### Records shown

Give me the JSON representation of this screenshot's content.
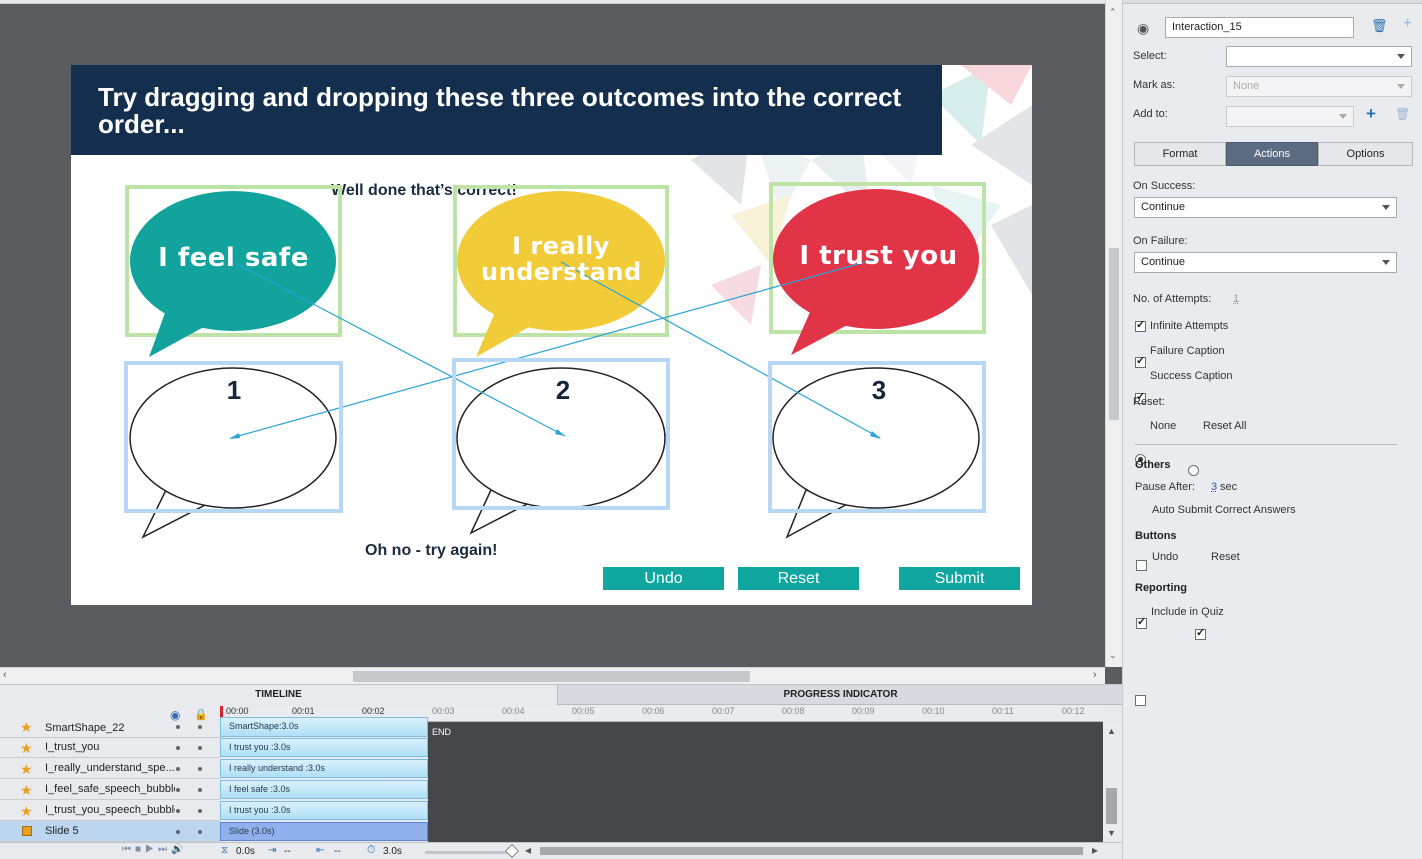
{
  "slide": {
    "title": "Try dragging and dropping these three outcomes into the correct order...",
    "success_caption": "Well done that’s correct!",
    "failure_caption": "Oh no - try again!",
    "bubbles": [
      {
        "text": "I feel safe",
        "color": "#12a39d"
      },
      {
        "text": "I really understand",
        "color": "#f2cb39"
      },
      {
        "text": "I trust you",
        "color": "#e23447"
      }
    ],
    "targets": [
      "1",
      "2",
      "3"
    ],
    "buttons": {
      "undo": "Undo",
      "reset": "Reset",
      "submit": "Submit"
    }
  },
  "panel": {
    "name_value": "Interaction_15",
    "select_label": "Select:",
    "select_value": "",
    "markas_label": "Mark as:",
    "markas_value": "None",
    "addto_label": "Add to:",
    "addto_value": "",
    "tabs": [
      "Format",
      "Actions",
      "Options"
    ],
    "on_success_label": "On Success:",
    "on_success_value": "Continue",
    "on_failure_label": "On Failure:",
    "on_failure_value": "Continue",
    "attempts_label": "No. of Attempts:",
    "attempts_value": "1",
    "infinite_attempts": "Infinite Attempts",
    "failure_caption": "Failure Caption",
    "success_caption": "Success Caption",
    "reset_label": "Reset:",
    "reset_none": "None",
    "reset_all": "Reset All",
    "others_heading": "Others",
    "pause_after_label": "Pause After:",
    "pause_after_value": "3",
    "pause_after_unit": "sec",
    "auto_submit": "Auto Submit Correct Answers",
    "buttons_heading": "Buttons",
    "undo": "Undo",
    "reset": "Reset",
    "reporting_heading": "Reporting",
    "include_quiz": "Include in Quiz"
  },
  "timeline": {
    "tabs": [
      "TIMELINE",
      "PROGRESS INDICATOR"
    ],
    "ruler": [
      "00:00",
      "00:01",
      "00:02",
      "00:03",
      "00:04",
      "00:05",
      "00:06",
      "00:07",
      "00:08",
      "00:09",
      "00:10",
      "00:11",
      "00:12"
    ],
    "end_label": "END",
    "layers": [
      {
        "name": "SmartShape_22",
        "bar": "SmartShape:3.0s"
      },
      {
        "name": "I_trust_you",
        "bar": "I trust you :3.0s"
      },
      {
        "name": "I_really_understand_spe...",
        "bar": "I really understand :3.0s"
      },
      {
        "name": "I_feel_safe_speech_bubble",
        "bar": "I feel safe :3.0s"
      },
      {
        "name": "I_trust_you_speech_bubble",
        "bar": "I trust you :3.0s"
      },
      {
        "name": "Slide 5",
        "bar": "Slide (3.0s)"
      }
    ],
    "footer": {
      "time": "0.0s",
      "in": "--",
      "out": "--",
      "duration": "3.0s"
    }
  }
}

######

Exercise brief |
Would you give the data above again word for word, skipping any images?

Expected answer |
Give me the JSON representation of this screenshot's content.
{
  "slide": {
    "title": "Try dragging and dropping these three outcomes into the correct order...",
    "success_caption": "Well done that’s correct!",
    "failure_caption": "Oh no - try again!",
    "bubbles": [
      {
        "text": "I feel safe",
        "color": "#12a39d"
      },
      {
        "text": "I really understand",
        "color": "#f2cb39"
      },
      {
        "text": "I trust you",
        "color": "#e23447"
      }
    ],
    "targets": [
      "1",
      "2",
      "3"
    ],
    "buttons": {
      "undo": "Undo",
      "reset": "Reset",
      "submit": "Submit"
    }
  },
  "panel": {
    "name_value": "Interaction_15",
    "select_label": "Select:",
    "select_value": "",
    "markas_label": "Mark as:",
    "markas_value": "None",
    "addto_label": "Add to:",
    "addto_value": "",
    "tabs": [
      "Format",
      "Actions",
      "Options"
    ],
    "on_success_label": "On Success:",
    "on_success_value": "Continue",
    "on_failure_label": "On Failure:",
    "on_failure_value": "Continue",
    "attempts_label": "No. of Attempts:",
    "attempts_value": "1",
    "infinite_attempts": "Infinite Attempts",
    "failure_caption": "Failure Caption",
    "success_caption": "Success Caption",
    "reset_label": "Reset:",
    "reset_none": "None",
    "reset_all": "Reset All",
    "others_heading": "Others",
    "pause_after_label": "Pause After:",
    "pause_after_value": "3",
    "pause_after_unit": "sec",
    "auto_submit": "Auto Submit Correct Answers",
    "buttons_heading": "Buttons",
    "undo": "Undo",
    "reset": "Reset",
    "reporting_heading": "Reporting",
    "include_quiz": "Include in Quiz"
  },
  "timeline": {
    "tabs": [
      "TIMELINE",
      "PROGRESS INDICATOR"
    ],
    "ruler": [
      "00:00",
      "00:01",
      "00:02",
      "00:03",
      "00:04",
      "00:05",
      "00:06",
      "00:07",
      "00:08",
      "00:09",
      "00:10",
      "00:11",
      "00:12"
    ],
    "end_label": "END",
    "layers": [
      {
        "name": "SmartShape_22",
        "bar": "SmartShape:3.0s"
      },
      {
        "name": "I_trust_you",
        "bar": "I trust you :3.0s"
      },
      {
        "name": "I_really_understand_spe...",
        "bar": "I really understand :3.0s"
      },
      {
        "name": "I_feel_safe_speech_bubble",
        "bar": "I feel safe :3.0s"
      },
      {
        "name": "I_trust_you_speech_bubble",
        "bar": "I trust you :3.0s"
      },
      {
        "name": "Slide 5",
        "bar": "Slide (3.0s)"
      }
    ],
    "footer": {
      "time": "0.0s",
      "in": "--",
      "out": "--",
      "duration": "3.0s"
    }
  }
}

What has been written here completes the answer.